Viral cleaning hacks that could ruin your car
Motorists are being warned of viral cleaning hacks which could cause damage to their cars.
Car insurance comparison experts at Quotezone.co.uk have highlighted the seven household items motorists should avoid using on their vehicles.
With cost-of-living challenges and soaring fuel prices, a growing number of car owners are turning to Tiktok for cheap car maintenance solutions.
There are many DIY car cleaning videos on social media platforms offering quick and cost-effective hacks for getting rid of tricky stains and dirt.
Baking soda, vinegar and olive oil are a few examples of household essentials that are being praised by social media users as miracle fixes for sprucing up cars.
While these hacks can offer short-term solutions, it’s crucial to think twice before jumping on social media trends that can potentially compromise the health and longevity of the vehicle.

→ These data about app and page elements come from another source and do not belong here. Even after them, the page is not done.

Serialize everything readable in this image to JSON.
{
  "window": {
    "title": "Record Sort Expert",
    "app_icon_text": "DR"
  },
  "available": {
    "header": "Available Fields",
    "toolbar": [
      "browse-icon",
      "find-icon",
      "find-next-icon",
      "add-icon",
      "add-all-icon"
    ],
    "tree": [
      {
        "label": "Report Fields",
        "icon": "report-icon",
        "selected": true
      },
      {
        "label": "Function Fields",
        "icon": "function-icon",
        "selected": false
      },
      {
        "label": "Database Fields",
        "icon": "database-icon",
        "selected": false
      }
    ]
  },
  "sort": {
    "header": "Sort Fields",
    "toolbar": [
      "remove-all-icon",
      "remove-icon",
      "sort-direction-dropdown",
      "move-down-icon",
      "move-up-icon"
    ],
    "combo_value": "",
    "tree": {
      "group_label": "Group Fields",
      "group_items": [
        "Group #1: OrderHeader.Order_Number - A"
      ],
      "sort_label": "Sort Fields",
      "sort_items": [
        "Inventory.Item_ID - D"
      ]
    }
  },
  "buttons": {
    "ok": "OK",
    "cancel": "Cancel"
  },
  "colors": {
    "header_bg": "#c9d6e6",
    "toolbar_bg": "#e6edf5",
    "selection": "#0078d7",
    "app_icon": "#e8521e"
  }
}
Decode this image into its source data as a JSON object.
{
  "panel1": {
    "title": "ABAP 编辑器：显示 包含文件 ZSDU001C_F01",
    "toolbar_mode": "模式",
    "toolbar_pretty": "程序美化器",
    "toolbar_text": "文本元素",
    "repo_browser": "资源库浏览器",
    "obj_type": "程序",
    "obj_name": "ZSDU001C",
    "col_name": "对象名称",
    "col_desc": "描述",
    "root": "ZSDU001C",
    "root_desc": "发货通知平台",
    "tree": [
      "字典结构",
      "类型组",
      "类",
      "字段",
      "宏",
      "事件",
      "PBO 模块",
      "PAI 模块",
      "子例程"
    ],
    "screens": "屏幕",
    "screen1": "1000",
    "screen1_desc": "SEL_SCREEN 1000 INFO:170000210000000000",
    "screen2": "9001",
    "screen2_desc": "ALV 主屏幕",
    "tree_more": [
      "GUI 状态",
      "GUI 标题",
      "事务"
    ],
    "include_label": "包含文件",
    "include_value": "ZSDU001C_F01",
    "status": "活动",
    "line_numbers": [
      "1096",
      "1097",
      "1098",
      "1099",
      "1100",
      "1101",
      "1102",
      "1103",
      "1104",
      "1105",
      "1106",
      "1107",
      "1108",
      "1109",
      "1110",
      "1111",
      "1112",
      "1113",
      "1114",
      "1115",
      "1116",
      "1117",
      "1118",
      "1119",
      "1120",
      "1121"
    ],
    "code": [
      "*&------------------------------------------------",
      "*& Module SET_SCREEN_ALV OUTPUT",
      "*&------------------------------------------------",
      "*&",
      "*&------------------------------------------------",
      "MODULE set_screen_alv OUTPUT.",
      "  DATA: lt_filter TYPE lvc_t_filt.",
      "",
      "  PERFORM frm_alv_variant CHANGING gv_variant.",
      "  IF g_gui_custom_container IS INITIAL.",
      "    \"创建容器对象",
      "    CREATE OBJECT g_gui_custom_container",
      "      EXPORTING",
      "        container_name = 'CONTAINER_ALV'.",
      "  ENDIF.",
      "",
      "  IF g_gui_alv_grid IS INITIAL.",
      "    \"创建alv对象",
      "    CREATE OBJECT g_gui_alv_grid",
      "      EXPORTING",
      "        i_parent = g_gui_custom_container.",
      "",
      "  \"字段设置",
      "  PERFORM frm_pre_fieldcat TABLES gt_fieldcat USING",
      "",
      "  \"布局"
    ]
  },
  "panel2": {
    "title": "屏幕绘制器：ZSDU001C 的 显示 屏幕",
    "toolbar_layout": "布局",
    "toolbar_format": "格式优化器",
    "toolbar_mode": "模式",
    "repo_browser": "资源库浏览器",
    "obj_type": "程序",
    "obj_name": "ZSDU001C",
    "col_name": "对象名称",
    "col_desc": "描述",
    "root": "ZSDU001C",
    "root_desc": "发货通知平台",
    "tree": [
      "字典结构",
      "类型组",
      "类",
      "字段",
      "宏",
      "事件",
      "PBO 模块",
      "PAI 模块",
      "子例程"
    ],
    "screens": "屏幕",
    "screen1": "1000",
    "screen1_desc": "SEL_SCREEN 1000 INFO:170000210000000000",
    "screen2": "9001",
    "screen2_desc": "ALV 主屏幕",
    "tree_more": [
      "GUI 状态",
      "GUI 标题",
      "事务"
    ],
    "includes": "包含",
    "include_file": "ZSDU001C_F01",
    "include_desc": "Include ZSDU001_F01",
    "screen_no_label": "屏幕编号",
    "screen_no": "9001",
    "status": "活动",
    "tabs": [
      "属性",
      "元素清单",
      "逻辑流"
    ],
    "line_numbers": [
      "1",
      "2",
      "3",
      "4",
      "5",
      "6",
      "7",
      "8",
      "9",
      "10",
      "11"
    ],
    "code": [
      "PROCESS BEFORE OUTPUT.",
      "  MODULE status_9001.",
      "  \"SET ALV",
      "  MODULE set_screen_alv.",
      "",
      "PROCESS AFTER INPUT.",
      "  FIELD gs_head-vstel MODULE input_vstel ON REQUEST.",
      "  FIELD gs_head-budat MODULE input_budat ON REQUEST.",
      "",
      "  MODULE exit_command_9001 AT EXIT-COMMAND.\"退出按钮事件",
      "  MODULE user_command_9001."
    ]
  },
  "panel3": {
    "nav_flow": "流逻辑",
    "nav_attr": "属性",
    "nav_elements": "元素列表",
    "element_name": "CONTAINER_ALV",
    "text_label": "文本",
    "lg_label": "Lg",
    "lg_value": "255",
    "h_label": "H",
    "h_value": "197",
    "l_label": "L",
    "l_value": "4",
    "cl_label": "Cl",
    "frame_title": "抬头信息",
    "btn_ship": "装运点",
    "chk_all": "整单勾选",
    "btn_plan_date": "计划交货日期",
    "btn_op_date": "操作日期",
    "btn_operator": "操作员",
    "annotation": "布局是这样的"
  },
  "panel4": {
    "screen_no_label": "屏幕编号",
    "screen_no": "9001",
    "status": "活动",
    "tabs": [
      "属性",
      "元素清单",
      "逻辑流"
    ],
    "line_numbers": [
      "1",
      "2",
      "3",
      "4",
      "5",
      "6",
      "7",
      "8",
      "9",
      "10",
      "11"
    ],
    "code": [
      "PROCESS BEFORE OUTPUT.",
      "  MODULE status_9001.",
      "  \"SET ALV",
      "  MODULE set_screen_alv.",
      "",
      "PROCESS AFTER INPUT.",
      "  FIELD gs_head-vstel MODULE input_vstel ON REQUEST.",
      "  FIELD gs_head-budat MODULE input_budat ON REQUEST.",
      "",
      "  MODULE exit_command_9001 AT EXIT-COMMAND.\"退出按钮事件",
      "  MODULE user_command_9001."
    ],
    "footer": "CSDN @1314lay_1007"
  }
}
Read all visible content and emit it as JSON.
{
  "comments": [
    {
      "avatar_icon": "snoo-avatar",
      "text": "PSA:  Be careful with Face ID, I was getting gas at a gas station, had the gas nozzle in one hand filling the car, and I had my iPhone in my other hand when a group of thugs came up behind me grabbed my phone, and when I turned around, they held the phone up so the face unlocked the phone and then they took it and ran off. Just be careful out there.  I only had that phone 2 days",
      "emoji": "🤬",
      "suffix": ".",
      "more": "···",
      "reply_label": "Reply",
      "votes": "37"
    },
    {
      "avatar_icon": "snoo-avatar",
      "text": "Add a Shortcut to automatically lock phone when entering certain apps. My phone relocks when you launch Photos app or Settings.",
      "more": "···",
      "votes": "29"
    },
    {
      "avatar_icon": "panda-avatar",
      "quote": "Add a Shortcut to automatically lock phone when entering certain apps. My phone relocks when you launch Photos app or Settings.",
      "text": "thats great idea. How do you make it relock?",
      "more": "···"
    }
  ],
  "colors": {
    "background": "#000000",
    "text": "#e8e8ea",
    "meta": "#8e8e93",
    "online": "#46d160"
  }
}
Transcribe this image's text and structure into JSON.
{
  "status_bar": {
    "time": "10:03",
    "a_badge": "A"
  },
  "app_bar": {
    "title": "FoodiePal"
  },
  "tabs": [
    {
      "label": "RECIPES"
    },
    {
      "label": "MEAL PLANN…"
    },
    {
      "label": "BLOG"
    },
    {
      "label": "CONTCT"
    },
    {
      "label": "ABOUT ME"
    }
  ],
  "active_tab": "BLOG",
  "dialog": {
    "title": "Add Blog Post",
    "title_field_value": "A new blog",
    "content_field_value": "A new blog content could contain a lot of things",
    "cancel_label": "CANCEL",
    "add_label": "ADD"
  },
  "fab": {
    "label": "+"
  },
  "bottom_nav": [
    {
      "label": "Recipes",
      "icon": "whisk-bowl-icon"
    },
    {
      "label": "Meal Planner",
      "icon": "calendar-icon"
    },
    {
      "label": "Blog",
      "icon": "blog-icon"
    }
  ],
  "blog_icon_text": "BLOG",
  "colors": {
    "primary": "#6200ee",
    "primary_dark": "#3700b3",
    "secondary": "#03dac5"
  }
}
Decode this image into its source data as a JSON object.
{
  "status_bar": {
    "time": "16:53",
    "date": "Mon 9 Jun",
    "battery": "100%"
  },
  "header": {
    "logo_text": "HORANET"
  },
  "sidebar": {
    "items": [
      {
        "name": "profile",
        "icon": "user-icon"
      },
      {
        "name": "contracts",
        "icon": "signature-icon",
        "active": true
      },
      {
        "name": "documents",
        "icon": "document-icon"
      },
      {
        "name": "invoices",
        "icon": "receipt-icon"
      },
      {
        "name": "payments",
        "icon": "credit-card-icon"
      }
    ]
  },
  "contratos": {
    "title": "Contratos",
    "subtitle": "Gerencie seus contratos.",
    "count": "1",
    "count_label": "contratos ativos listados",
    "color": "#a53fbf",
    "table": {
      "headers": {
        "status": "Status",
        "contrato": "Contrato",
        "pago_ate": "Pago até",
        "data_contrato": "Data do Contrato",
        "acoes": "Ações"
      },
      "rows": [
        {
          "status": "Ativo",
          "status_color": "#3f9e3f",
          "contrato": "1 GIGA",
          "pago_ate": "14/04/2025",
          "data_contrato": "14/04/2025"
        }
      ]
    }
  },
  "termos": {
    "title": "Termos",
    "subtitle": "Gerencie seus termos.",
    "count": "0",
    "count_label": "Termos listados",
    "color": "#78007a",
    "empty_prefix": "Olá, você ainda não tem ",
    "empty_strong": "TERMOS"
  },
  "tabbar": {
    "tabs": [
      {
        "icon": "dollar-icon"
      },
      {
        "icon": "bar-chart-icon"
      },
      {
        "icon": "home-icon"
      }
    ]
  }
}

Greg Wilson, CEO of Quotezone.co.uk said: “While the viral car cleaning hacks may appear tempting for quick fixes, some of them can lead to unwanted consequences, causing lasting damage to your vehicle.
“It’s important to remember that these social media videos are often not made by experts and they may not be aware that their seemingly helpful hacks can cause more harm than good.
“It’s important to prioritise the health and longevity of your car by relying on proven, manufacturer-approved methods and specialist cleaning products.
“By using the correct products you can avoid any additional damages, which could end up costing you less in the long run.”
The team at Quotezone.co.uk has put together a list of seven viral car cleaning hacks to avoid:
- Beer and baking soda
Social media users claim the combination of beer and soda is a great solution for getting rid of oil stains. However, beer is not an effective cleaner, and the abrasive nature of baking soda poses a risk of causing additional damage to the vehicle. The combination could also leave behind a sticky residue, adding to the cleaning troubles rather than alleviating them.
Quite a few car cleaning hacks revolve around toothpaste. Some videos recommend using it as a polishing compound, while others say it’s an effective solution for cleaning car mirrors. What these videos don’t tell you is that toothpaste can damage the car’s clear paint coat and even the paint under it. The same applies to mirrors, which can be scratched by the abrasive properties of toothpaste.
- Vinegar and baking soda
Some videos suggest that mixing together vinegar and baking soda creates an effective all-purpose car cleaning solution. However, this mixture can be abrasive or corrosive, potentially leading to damage to both the interior and exterior of your car.
- Olive oil
Olive oil is claimed to be a versatile cleaning product that can be used for leather seats as well as the dashboard. Leather is a tricky material and it requires a dedicated cleaning product, instead of cooking oils which will make the seats greasy and give them an odd smell. While olive oil can be used for the dashboard, there are a lot of factors to consider, so it might be easier to opt for a specialist product.
- Shaving gel
There are videos circulating on the internet suggesting the use of shaving foam to remove stains from car upholstery. However, regular use of shaving gel can result in additional stains, discolouration and even irreversible damage. This is due to the presence of mineral oils in the product.
- Coconut oil
Using coconut oil to clean plastic on cars may seem like a simple hack, but it is not the most suitable car cleaner and can cause more harm than good. While it may work temporarily, it could damage the car’s paint by harming the coat layer, resulting in a dull appearance or even small scratches. This can make the paintwork more susceptible to rust, which could lead to expensive repairs.
- Dish soap
Dish soaps are designed to cut through grease and grime, and they do this by removing oils. This means they can strip away any protective wax and clear coat on your car’s paint and leave it vulnerable.
This article is intended as generic information only and is not intended to apply to anybody’s specific circumstances, demands or needs. The views expressed are not intended to provide any financial service or to give any recommendation or advice. Products and services are only mentioned for illustrative rather than promotional purposes.